Dataset entries:

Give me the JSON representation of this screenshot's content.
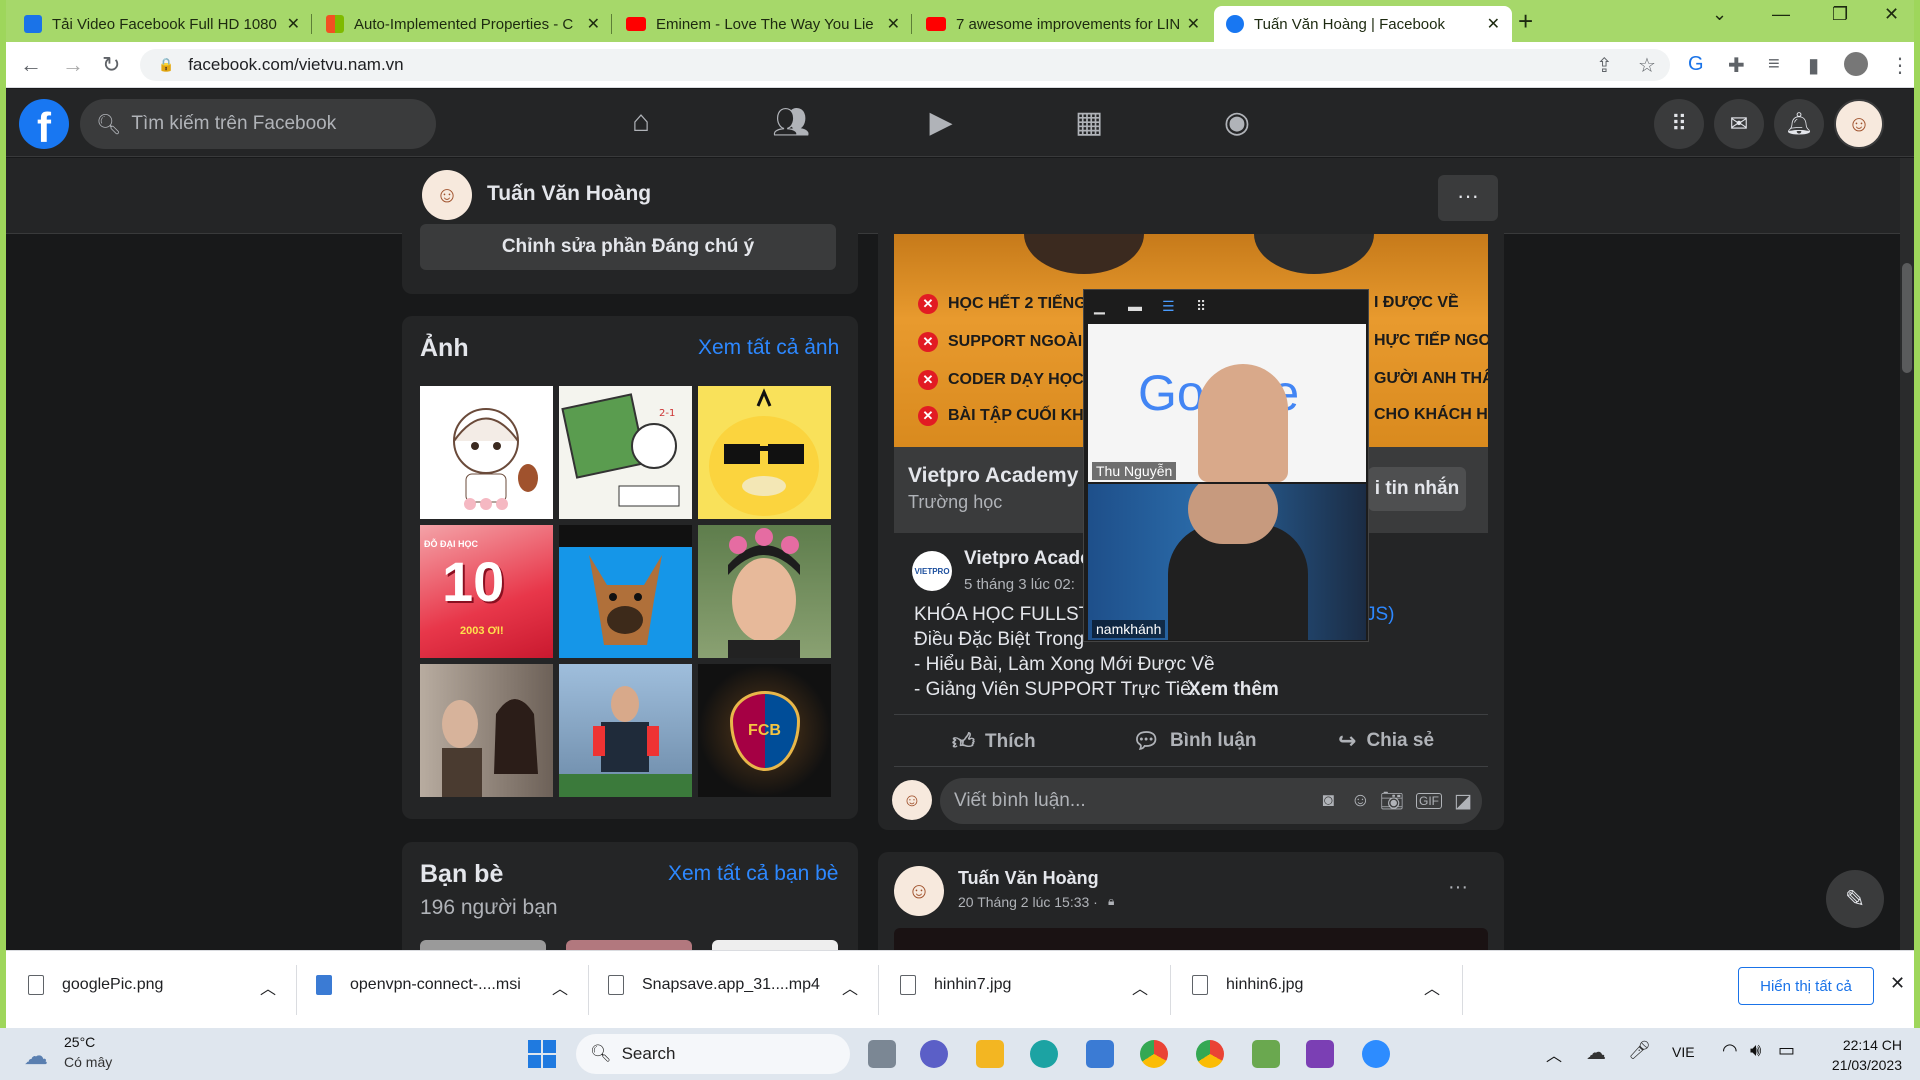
{
  "browser": {
    "tabs": [
      {
        "title": "Tải Video Facebook Full HD 1080",
        "favicon": "download-icon",
        "color": "#1a73e8"
      },
      {
        "title": "Auto-Implemented Properties - C",
        "favicon": "microsoft-icon",
        "color": "#f25022"
      },
      {
        "title": "Eminem - Love The Way You Lie",
        "favicon": "youtube-icon",
        "color": "#ff0000"
      },
      {
        "title": "7 awesome improvements for LIN",
        "favicon": "youtube-icon",
        "color": "#ff0000"
      },
      {
        "title": "Tuấn Văn Hoàng | Facebook",
        "favicon": "facebook-icon",
        "color": "#1877f2",
        "active": true
      }
    ],
    "url": "facebook.com/vietvu.nam.vn"
  },
  "facebook": {
    "search_placeholder": "Tìm kiếm trên Facebook",
    "profile_name": "Tuấn Văn Hoàng",
    "more_label": "···",
    "featured_button": "Chỉnh sửa phần Đáng chú ý",
    "photos": {
      "title": "Ảnh",
      "see_all": "Xem tất cả ảnh",
      "items": [
        {
          "desc": "anime-girl-sticker",
          "bg": "#ffffff"
        },
        {
          "desc": "cartoon-teacher-board",
          "bg": "#f4f4ee"
        },
        {
          "desc": "psyduck-sunglasses",
          "bg": "#f9e15a"
        },
        {
          "desc": "exam-10-poster",
          "bg": "#e8374a",
          "text": "10",
          "badge": "ĐỖ ĐẠI HỌC",
          "sub": "2003 ƠI!"
        },
        {
          "desc": "dog-photo",
          "bg": "#1596e8"
        },
        {
          "desc": "man-flower-crown",
          "bg": "#6a8a55"
        },
        {
          "desc": "drama-couple",
          "bg": "#9a8f84"
        },
        {
          "desc": "football-keeper",
          "bg": "#7fa3c9"
        },
        {
          "desc": "fc-barcelona-logo",
          "bg": "#111111",
          "text": "FCB"
        }
      ]
    },
    "friends": {
      "title": "Bạn bè",
      "see_all": "Xem tất cả bạn bè",
      "count": "196 người bạn"
    },
    "page_card": {
      "banner_items": [
        "HỌC HẾT 2 TIẾNG RỒI V",
        "SUPPORT NGOÀI GIỜ T",
        "CODER DẠY HỌC",
        "BÀI TẬP CUỐI KHÓA"
      ],
      "banner_right": [
        "I ĐƯỢC VỀ",
        "HỰC TIẾP NGOÀI GIỜ",
        "GƯỜI ANH THÂN THI",
        "CHO KHÁCH HÀNG"
      ],
      "name": "Vietpro Academy",
      "category": "Trường học",
      "message_button": "i tin nhắn"
    },
    "post": {
      "author": "Vietpro Acade",
      "time": "5 tháng 3 lúc 02:",
      "page_logo": "VIETPRO",
      "lines": [
        "KHÓA HỌC FULLSTA",
        "Điều Đặc Biệt Trong",
        "- Hiểu Bài, Làm Xong Mới Được Về",
        "- Giảng Viên SUPPORT Trực Tiế..."
      ],
      "line1_tail": "JS)",
      "see_more": "Xem thêm",
      "like": "Thích",
      "comment": "Bình luận",
      "share": "Chia sẻ",
      "comment_placeholder": "Viết bình luận..."
    },
    "post2": {
      "author": "Tuấn Văn Hoàng",
      "time": "20 Tháng 2 lúc 15:33 ·",
      "more_label": "···"
    }
  },
  "video_call": {
    "participants": [
      {
        "name": "Thu Nguyễn",
        "backdrop_text": "Google"
      },
      {
        "name": "namkhánh"
      }
    ]
  },
  "downloads": {
    "items": [
      "googlePic.png",
      "openvpn-connect-....msi",
      "Snapsave.app_31....mp4",
      "hinhin7.jpg",
      "hinhin6.jpg"
    ],
    "show_all": "Hiển thị tất cả"
  },
  "taskbar": {
    "weather_temp": "25°C",
    "weather_desc": "Có mây",
    "search_label": "Search",
    "language": "VIE",
    "time": "22:14 CH",
    "date": "21/03/2023"
  }
}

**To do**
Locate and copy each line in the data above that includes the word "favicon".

**Response**
        "favicon": "download-icon",
        "favicon": "microsoft-icon",
        "favicon": "youtube-icon",
        "favicon": "youtube-icon",
        "favicon": "facebook-icon",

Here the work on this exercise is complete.